In response to the poaching threat, rangers are being taught tactics that involve aggressive offensives and tactical withdrawals. If they catch a poacher, they approach with caution, searching the area for others and looking for concealed weapons and any other intelligence information.

Dogs play an invaluable role in tracking poachers, especially at night. Some dogs can detect explosives and are able to pick up ammunition or weaponry, while others are natural asset detectors trained to pick up animal products, specifically rhino horn. 

Despite the high risks involved, there is no shortage of applications for ranger training. This year there were 480 applications for 30 places in the National Resource Guardianship programme.

“Field rangers are really the saviours of conservation and they need our country’s full support,” says De Kock. “Without them, we would not have a single animal left in many parts of the world. I’ve seen empty national parks, and it’s a devastating sight.
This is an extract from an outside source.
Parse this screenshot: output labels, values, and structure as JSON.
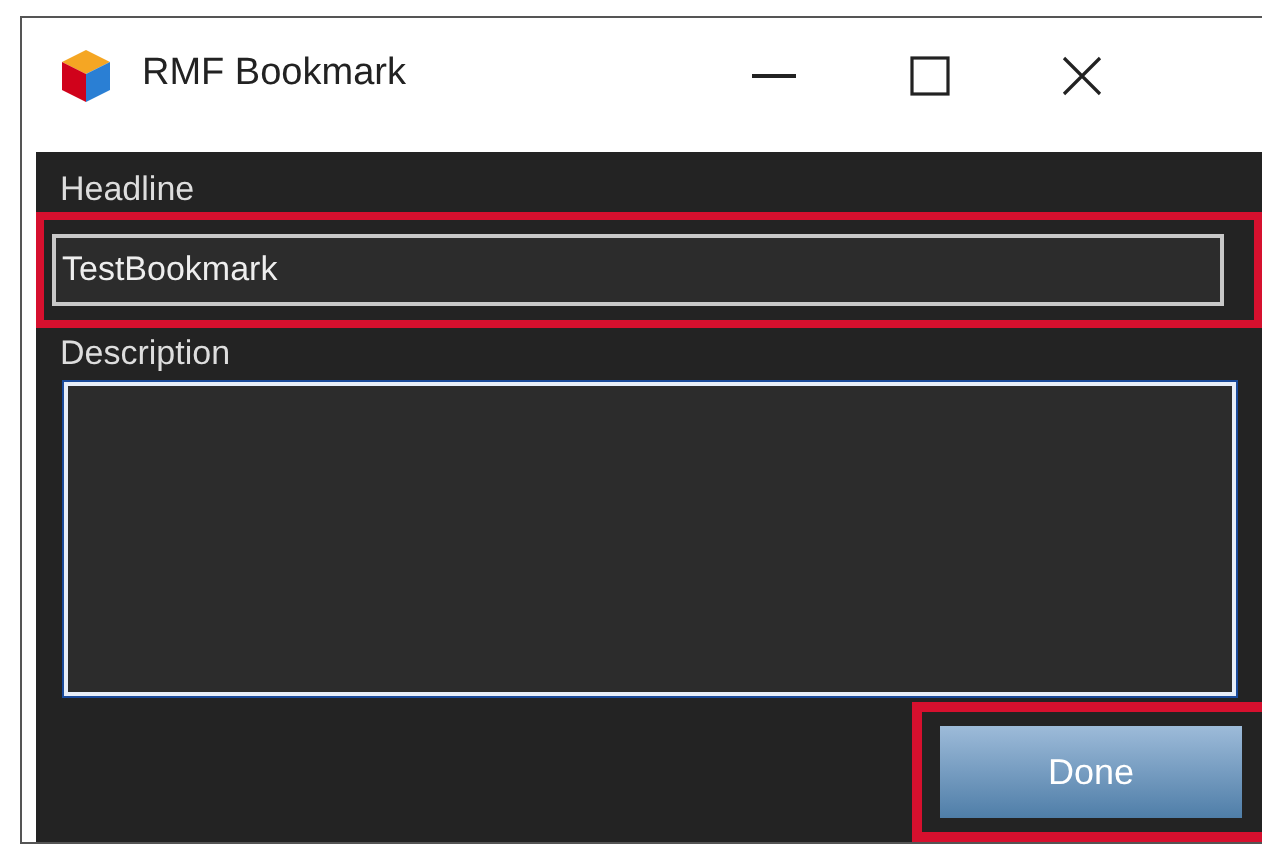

“For too long, people have taken a soft view of poaching, but a poacher is a criminal; the current poaching situation is an act of war, and we need to respond accordingly,” he concludes.

In an effort to boost morale and show support of the good work these rangers are doing, Malherbe - who is the ambassador of the Endangered Wildlife Trust MyPlanet Rhino Fund - is working to initiate a programme that both recognises and financially rewards rangers who have gone beyond the call of duty. “They are demoralised and frustrated, and deserve all the encouragement and help they can get.”

Source: The Intrepid Explorer

Kruger National Park (South and Central)
Kruger National Park (North and Far North)

The Intrepid explorer